An article in the New York Times (July 18) includes the testimony of an American teacher who witnessed the violent suppression of the peaceful demonstration by Uyghurs in Urumchi, East Turkestan on July 5. Mr. Adam Grode recalled that:
“..people also began gathering on the northern edge of the old Uighur quarter, said Adam Grode, an American teacher who watched the scene from his 16th-floor apartment. The crowd swelled to more than 1,000 people, including women and the elderly. By 6:30 p.m., a line of troops from the People’s Armed Police, a paramilitary force, had formed to the north and was trying to push the crowd down into the Uighur quarter. Some officers charged with batons. The crowd surged back against the troops, fists raised.
Another wave of troops arrived.

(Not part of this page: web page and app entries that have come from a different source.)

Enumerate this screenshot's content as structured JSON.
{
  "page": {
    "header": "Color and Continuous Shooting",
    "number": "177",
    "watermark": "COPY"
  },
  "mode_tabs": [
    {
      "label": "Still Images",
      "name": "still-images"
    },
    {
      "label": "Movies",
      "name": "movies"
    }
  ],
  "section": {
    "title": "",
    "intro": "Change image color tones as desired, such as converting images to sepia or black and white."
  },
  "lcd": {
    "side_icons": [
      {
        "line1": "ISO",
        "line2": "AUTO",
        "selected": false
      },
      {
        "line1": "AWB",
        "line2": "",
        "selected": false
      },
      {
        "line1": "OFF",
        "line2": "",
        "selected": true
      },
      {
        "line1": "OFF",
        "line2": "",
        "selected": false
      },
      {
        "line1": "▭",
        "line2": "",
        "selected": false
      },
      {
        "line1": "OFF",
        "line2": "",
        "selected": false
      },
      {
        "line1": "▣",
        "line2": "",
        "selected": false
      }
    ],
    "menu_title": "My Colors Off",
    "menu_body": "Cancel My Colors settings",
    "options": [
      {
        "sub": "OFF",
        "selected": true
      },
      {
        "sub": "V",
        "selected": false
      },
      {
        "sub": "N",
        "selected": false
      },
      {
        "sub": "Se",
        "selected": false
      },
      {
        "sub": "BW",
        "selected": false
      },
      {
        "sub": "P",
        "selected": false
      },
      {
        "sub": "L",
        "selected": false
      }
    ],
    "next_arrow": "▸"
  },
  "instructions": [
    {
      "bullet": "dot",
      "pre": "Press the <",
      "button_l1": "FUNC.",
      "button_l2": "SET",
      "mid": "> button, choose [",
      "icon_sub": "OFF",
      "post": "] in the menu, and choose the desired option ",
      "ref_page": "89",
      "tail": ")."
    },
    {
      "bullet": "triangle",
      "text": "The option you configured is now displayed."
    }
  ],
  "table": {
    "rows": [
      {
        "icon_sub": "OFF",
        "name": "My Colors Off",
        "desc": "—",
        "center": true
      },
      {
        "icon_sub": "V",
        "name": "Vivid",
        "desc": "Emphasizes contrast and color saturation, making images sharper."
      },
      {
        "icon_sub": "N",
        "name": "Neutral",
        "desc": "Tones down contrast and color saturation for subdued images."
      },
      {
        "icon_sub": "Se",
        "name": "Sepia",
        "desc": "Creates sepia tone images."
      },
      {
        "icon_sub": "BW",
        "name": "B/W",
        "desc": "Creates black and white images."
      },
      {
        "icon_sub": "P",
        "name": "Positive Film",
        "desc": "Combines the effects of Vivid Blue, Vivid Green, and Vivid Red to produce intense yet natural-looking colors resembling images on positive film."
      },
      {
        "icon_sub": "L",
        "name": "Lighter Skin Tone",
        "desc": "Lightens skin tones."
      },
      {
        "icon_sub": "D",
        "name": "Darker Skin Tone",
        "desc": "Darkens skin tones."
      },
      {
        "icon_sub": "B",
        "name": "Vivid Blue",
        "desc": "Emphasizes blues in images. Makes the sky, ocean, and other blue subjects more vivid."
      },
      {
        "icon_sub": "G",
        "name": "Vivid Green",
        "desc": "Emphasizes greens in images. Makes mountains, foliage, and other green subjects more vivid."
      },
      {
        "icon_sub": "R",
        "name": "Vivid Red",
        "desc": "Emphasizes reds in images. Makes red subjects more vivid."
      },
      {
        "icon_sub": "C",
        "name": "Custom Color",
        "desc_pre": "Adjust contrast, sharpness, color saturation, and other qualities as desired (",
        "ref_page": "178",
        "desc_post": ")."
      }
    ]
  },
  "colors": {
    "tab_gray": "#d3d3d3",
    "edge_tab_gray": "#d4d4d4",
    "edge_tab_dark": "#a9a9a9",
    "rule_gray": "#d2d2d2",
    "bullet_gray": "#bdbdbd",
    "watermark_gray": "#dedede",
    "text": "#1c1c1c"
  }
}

They were better equipped, with body padding and riot shields, Mr. Grode said. Some had rifles slung across their bodies.
Young men began hurling stones and bricks as the police attacked with batons. People also threw rocks at buses that had been halted. A full-fledged street battle erupted, though the police officers at this point did not use their guns, Mr. Grode said. After 8 p.m., rioters showed up in mixed neighborhoods about two miles southeast of the Uighur quarter. Police officers did not arrive until after 1 a.m., witnesses said. These areas were among the worst hit; witnesses said bodies were strewn all around Dawan North Road, for instance.
Earlier, at twilight, back in the northern half of the Uighur quarter, officers sprinted through alleyways to beat down and handcuff Uighur men. By around 10 p.m., they had begun opening fire with guns and tear gas rifles, Mr. Grode said, adding that he heard occasional series of single-shot gunfire. Another foreigner also said she heard gunfire after dark.” (Emphasis Added)